The telescope structure is an alt-az mount (see Figure 1) and it is divided into two main parts: the Azimuth Structure and the Altitude Structure. The main structure, including the hosted units and the items intended for operational use, weighs about 2800 t. Two massive cradles provide the rotation of the altitude axis while the azimuth tracks allow the rotation of the telescope about the zenith. The challenge in such a massive design is to provide a stiff enough interface for the primary mirror segments, while at the same time not dramatically increasing the weight of the structure or overcomplicating the support. Scaling the size of M1 to the current dimensions has made it possible to achieve a lighter, stiffer and more compact telescope structure.

The main structure of the telescope was designed as to comply with critical performance needs, such as pointing and tracking specifications of 1 and 0.3-arcseconds, respectively. It is required that the main structure tracks sufficiently well under wind loads. Another important source of wavefront error is the movement of the secondary units with respect to the primary, and the support of the telescope was designed as to limit both the amplitude and frequency of the M2 unit deflections.

Azimuth structure

The azimuth structure (see Figure 2) supports the scientific instruments. It rides on three azimuth rings, of 51.5-m, 34-m and 4.5m diameter. The two biggest rings support the main vertical reactions during all operational modes. The radial loads are supported by the intermediate ring, while the central ring supports part of the rotating floor. The azimuth structure is made of hollow members and weighs about 1300 t.
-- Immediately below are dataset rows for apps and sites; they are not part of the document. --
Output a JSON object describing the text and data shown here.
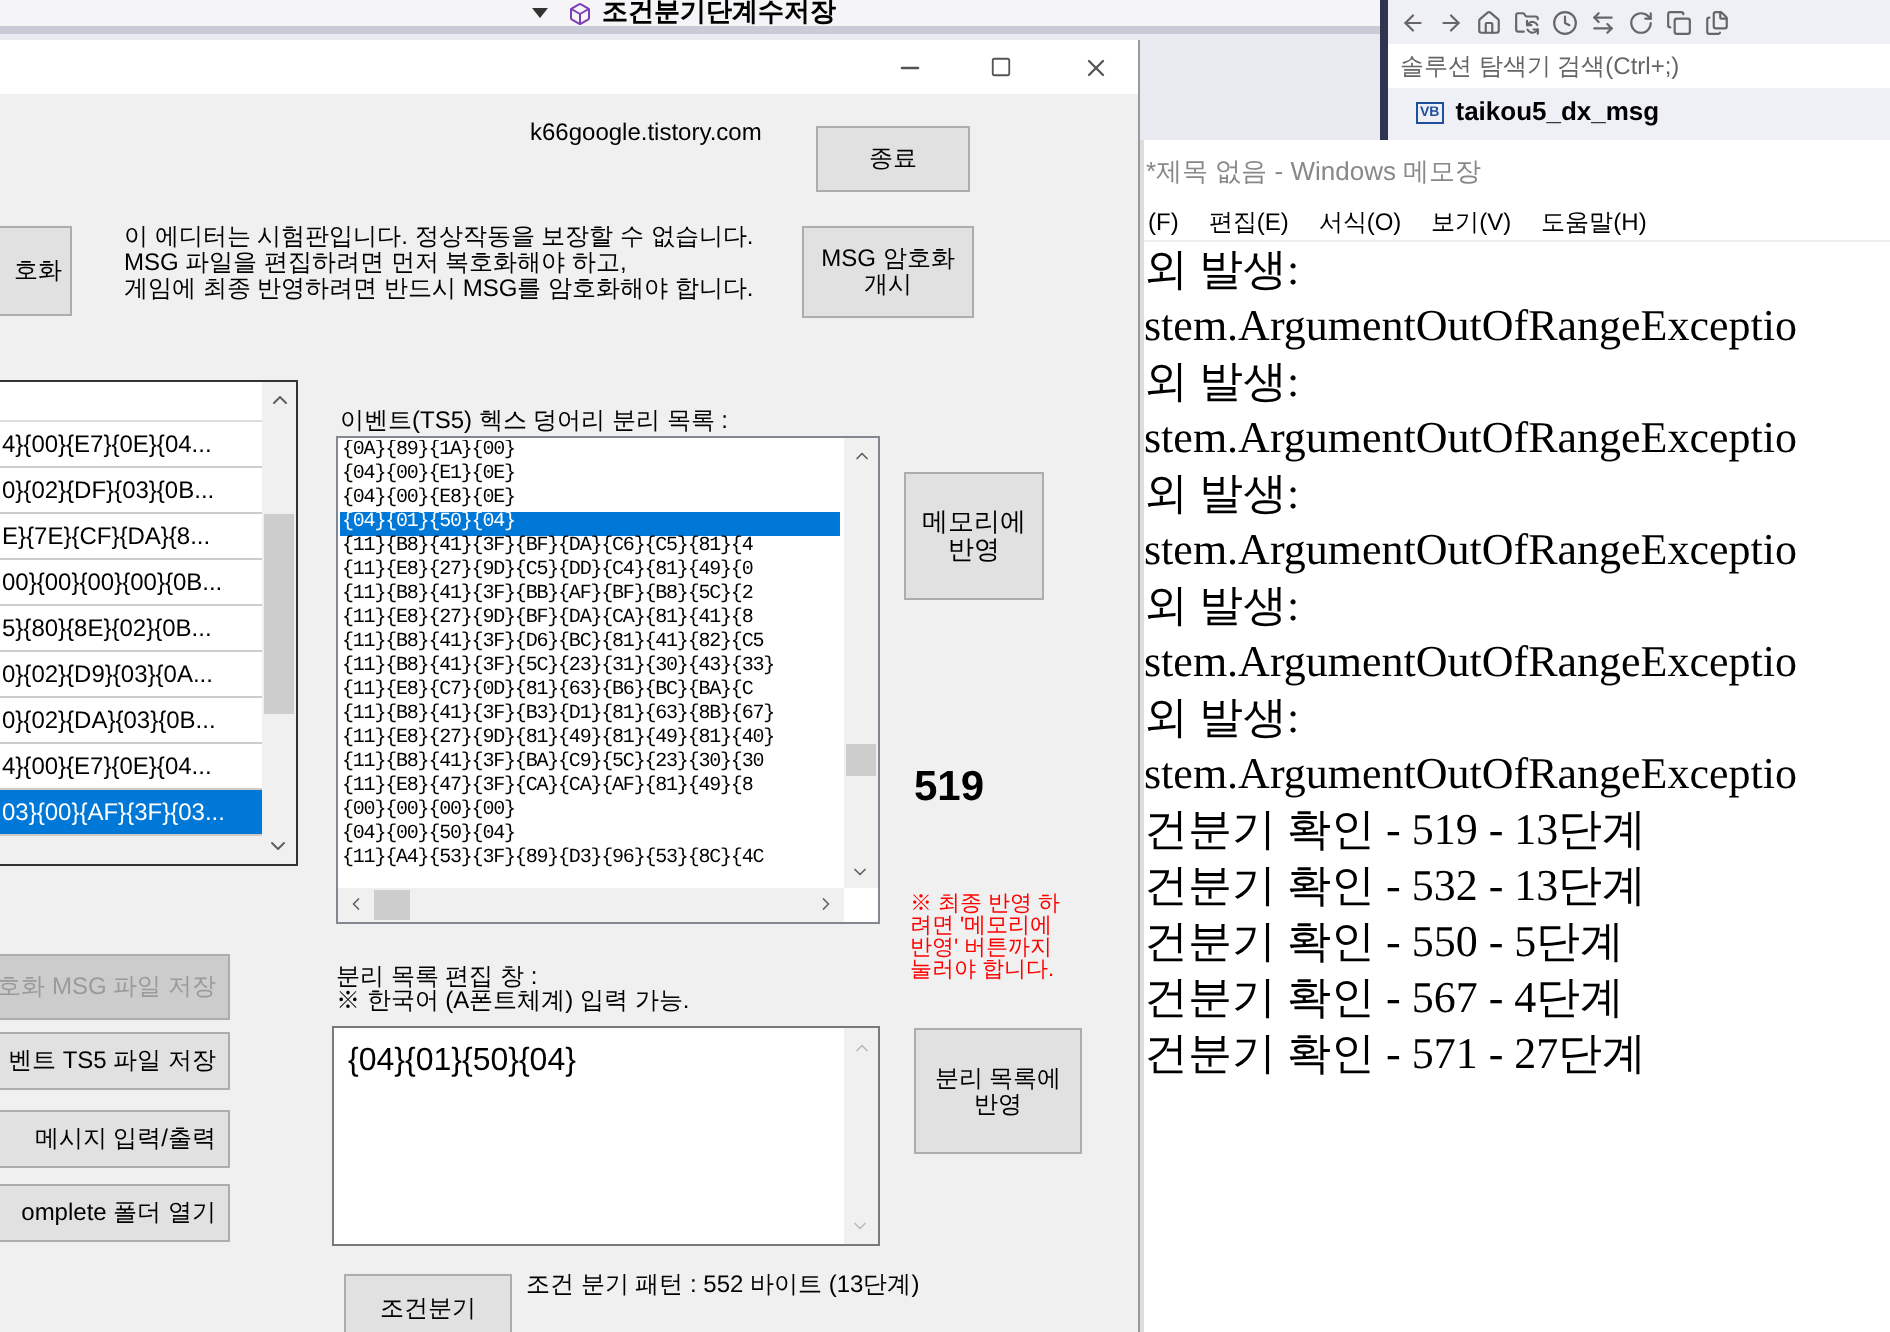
{
  "ide": {
    "tab_title": "조건분기단계수저장",
    "solution_search": {
      "placeholder": "솔루션 탐색기 검색(Ctrl+;)"
    },
    "solution_item": {
      "badge": "VB",
      "label": "taikou5_dx_msg"
    }
  },
  "editor": {
    "site": "k66google.tistory.com",
    "top_buttons": [
      {
        "label": "호화",
        "disabled": false
      },
      {
        "label": "종료",
        "disabled": false
      },
      {
        "label": "MSG 암호화\n개시",
        "disabled": false
      }
    ],
    "notice_lines": [
      "이 에디터는 시험판입니다. 정상작동을 보장할 수 없습니다.",
      "MSG 파일을 편집하려면 먼저 복호화해야 하고,",
      "게임에 최종 반영하려면 반드시 MSG를 암호화해야 합니다."
    ],
    "message_list": [
      {
        "text": "4}{00}{E7}{0E}{04...",
        "selected": false
      },
      {
        "text": "0}{02}{DF}{03}{0B...",
        "selected": false
      },
      {
        "text": "E}{7E}{CF}{DA}{8...",
        "selected": false
      },
      {
        "text": "00}{00}{00}{00}{0B...",
        "selected": false
      },
      {
        "text": "5}{80}{8E}{02}{0B...",
        "selected": false
      },
      {
        "text": "0}{02}{D9}{03}{0A...",
        "selected": false
      },
      {
        "text": "0}{02}{DA}{03}{0B...",
        "selected": false
      },
      {
        "text": "4}{00}{E7}{0E}{04...",
        "selected": false
      },
      {
        "text": "03}{00}{AF}{3F}{03...",
        "selected": true
      }
    ],
    "hex_list_label": "이벤트(TS5) 헥스 덩어리 분리 목록 :",
    "hex_list": [
      {
        "text": "{0A}{89}{1A}{00}",
        "selected": false
      },
      {
        "text": "{04}{00}{E1}{0E}",
        "selected": false
      },
      {
        "text": "{04}{00}{E8}{0E}",
        "selected": false
      },
      {
        "text": "{04}{01}{50}{04}",
        "selected": true
      },
      {
        "text": "{11}{B8}{41}{3F}{BF}{DA}{C6}{C5}{81}{4",
        "selected": false
      },
      {
        "text": "{11}{E8}{27}{9D}{C5}{DD}{C4}{81}{49}{0",
        "selected": false
      },
      {
        "text": "{11}{B8}{41}{3F}{BB}{AF}{BF}{B8}{5C}{2",
        "selected": false
      },
      {
        "text": "{11}{E8}{27}{9D}{BF}{DA}{CA}{81}{41}{8",
        "selected": false
      },
      {
        "text": "{11}{B8}{41}{3F}{D6}{BC}{81}{41}{82}{C5",
        "selected": false
      },
      {
        "text": "{11}{B8}{41}{3F}{5C}{23}{31}{30}{43}{33}",
        "selected": false
      },
      {
        "text": "{11}{E8}{C7}{0D}{81}{63}{B6}{BC}{BA}{C",
        "selected": false
      },
      {
        "text": "{11}{B8}{41}{3F}{B3}{D1}{81}{63}{8B}{67}",
        "selected": false
      },
      {
        "text": "{11}{E8}{27}{9D}{81}{49}{81}{49}{81}{40}",
        "selected": false
      },
      {
        "text": "{11}{B8}{41}{3F}{BA}{C9}{5C}{23}{30}{30",
        "selected": false
      },
      {
        "text": "{11}{E8}{47}{3F}{CA}{CA}{AF}{81}{49}{8",
        "selected": false
      },
      {
        "text": "{00}{00}{00}{00}",
        "selected": false
      },
      {
        "text": "{04}{00}{50}{04}",
        "selected": false
      },
      {
        "text": "{11}{A4}{53}{3F}{89}{D3}{96}{53}{8C}{4C",
        "selected": false
      }
    ],
    "memory_button": {
      "label": "메모리에\n반영"
    },
    "selected_index": "519",
    "warning_lines": [
      "※ 최종 반영 하",
      "려면 '메모리에",
      "반영' 버튼까지",
      "눌러야 합니다."
    ],
    "side_buttons": [
      {
        "label": "호화 MSG 파일 저장",
        "disabled": true
      },
      {
        "label": "벤트 TS5 파일 저장",
        "disabled": false
      },
      {
        "label": "메시지 입력/출력",
        "disabled": false
      },
      {
        "label": "omplete 폴더 열기",
        "disabled": false
      }
    ],
    "edit_label_lines": [
      "분리 목록 편집 창 :",
      "※ 한국어 (A폰트체계) 입력 가능."
    ],
    "edit_box": {
      "value": "{04}{01}{50}{04}"
    },
    "apply_button": {
      "label": "분리 목록에\n반영"
    },
    "step_button": {
      "label": "조건분기"
    },
    "pattern_info": "조건 분기 패턴 : 552 바이트 (13단계)"
  },
  "notepad": {
    "title": "*제목 없음 - Windows 메모장",
    "menu": [
      "(F)",
      "편집(E)",
      "서식(O)",
      "보기(V)",
      "도움말(H)"
    ],
    "lines": [
      "외 발생:",
      "stem.ArgumentOutOfRangeExceptio",
      "외 발생:",
      "stem.ArgumentOutOfRangeExceptio",
      "외 발생:",
      "stem.ArgumentOutOfRangeExceptio",
      "외 발생:",
      "stem.ArgumentOutOfRangeExceptio",
      "외 발생:",
      "stem.ArgumentOutOfRangeExceptio",
      "건분기 확인 - 519 - 13단계",
      "건분기 확인 - 532 - 13단계",
      "건분기 확인 - 550 - 5단계",
      "건분기 확인 - 567 - 4단계",
      "건분기 확인 - 571 - 27단계"
    ]
  }
}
The azimuth structure contains also the two Nasmyth platforms, whose dimensions are approximately 12 m x 29 m and that weigh about 150 t. The Nasmyth platforms host the pre-focal stations and provide stable platforms for the post focal instrumentation.

Altitude structure

The altitude structure (see Figure 3) hosts the telescope optics. It is made of hollow beams and is estimated to weigh approximately 1500 t with the hosted units. The major challenges that have been addressed in the design are the need to keep the primary mirror segments within a reasonable range from their prescribed locations and the need to minimize the deflections of the secondary mirror.

Central tower

As shown in Figure 3, the large central obstruction of the optical design also provides ample room for the erection of a central tower (see also Figure 4). This tower supports M3, M4 and M5, together to the Atmospheric dispersion compensator (ADC) and the adaptive optics calibration unit (CU). The CU creates artificial sources at the side of the central tower and projects them on a small mirror positioned close to M4. An optomechanical relay system inserts the source light beam inside the telescope train when the CU is in operation.

E-ELT structureFigure 1. Main structure

E-ELT structureFigure 2. Azimuth structure

Figure 3. Altitude structure

Figure 4. Central tower